John Smibert Gallery
John Smybert (or Smibert) (1688 - 1751), Scottish American artist, was born in Edinburgh and died in Boston, Massachusetts.
He studied under Sir James Thornhill, and in 1728 accompanied Bishop Berkeley to America, with the intention of becoming professor of fine arts in the college which Berkeley was planning to found in Bermuda. The college, however, was never established, and Smybert settled in Boston, where he married in 1730.
In 1731 he painted "Dean George Berkeley and His Family," also called "The Bermuda group", now in the Yale University Art Gallery, Yale University, a group of eight figures; it is maintained that the person furthest to the left is actually the artist himself. He painted portraits of Jonathan Edwards and Judge Edmund Quincy (in the Boston Art Museum), Mrs Smybert, Peter Faneuil and Governor John Endecott (in the Massachusetts Historical Society), John Lovell (Memorial Hall, Harvard University), and probably one of Sir William Pepperrell; and examples of his works are owned by Harvard and Yale Universities, by Bowdoin College, by the Massachusetts Historical Society, and by the New England Historical and Genealogical Society.

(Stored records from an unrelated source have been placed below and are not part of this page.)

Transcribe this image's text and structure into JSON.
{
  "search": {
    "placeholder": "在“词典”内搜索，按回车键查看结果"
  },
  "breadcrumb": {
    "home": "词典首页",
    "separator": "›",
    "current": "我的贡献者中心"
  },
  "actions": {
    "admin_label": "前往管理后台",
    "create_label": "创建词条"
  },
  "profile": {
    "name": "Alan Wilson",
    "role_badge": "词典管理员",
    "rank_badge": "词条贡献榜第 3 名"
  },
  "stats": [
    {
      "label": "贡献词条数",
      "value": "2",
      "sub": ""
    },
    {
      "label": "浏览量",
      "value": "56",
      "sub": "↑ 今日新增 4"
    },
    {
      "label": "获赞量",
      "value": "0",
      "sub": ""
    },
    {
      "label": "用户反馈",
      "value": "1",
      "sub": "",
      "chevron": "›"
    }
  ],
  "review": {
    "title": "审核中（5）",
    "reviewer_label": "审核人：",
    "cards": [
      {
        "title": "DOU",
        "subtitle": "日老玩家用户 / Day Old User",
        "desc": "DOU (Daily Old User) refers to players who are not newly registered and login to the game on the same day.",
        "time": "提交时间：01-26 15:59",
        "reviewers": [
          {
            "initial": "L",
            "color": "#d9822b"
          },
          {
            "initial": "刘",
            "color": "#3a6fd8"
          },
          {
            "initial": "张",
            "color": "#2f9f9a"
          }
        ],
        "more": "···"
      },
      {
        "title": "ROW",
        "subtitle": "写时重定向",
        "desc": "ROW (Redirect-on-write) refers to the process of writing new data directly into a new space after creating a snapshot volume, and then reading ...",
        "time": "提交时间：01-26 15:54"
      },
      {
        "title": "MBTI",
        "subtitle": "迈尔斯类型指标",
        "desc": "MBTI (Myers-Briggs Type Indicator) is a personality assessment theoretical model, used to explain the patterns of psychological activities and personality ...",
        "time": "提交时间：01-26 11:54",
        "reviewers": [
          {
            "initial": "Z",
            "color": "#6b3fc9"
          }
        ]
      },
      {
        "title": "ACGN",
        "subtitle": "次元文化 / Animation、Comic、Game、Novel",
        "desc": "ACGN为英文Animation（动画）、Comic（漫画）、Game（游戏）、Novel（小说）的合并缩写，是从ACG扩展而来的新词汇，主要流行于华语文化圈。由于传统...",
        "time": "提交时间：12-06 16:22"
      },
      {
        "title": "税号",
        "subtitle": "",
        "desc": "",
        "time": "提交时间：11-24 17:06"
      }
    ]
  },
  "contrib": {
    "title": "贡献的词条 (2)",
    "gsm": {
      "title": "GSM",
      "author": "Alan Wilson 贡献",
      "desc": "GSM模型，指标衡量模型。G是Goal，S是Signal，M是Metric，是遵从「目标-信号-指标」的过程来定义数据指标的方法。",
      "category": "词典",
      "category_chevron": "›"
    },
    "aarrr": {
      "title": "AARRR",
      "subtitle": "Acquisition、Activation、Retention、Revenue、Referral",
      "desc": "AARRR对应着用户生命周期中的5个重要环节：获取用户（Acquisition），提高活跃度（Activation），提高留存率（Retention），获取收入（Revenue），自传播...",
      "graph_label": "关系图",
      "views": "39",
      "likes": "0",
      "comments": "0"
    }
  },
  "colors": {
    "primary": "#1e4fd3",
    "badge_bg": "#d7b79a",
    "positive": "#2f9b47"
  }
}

Portrait of Edmund Quincy, attributed to John Smybert
Plaque at Granary Burying Ground in Boston commemorating SmybertBetween 1740-42, he served as architect for the original Faneuil Hall, which he designed in the style of an English country market. The hall burned down in 1761 but was restored, and then in 1806 greatly expanded and modified by Charles Bulfinch.
His son Nathaniel was also a painter. Smybert lies in an unmarked grave in the Granary Burying Ground in Boston.Eugene Bidau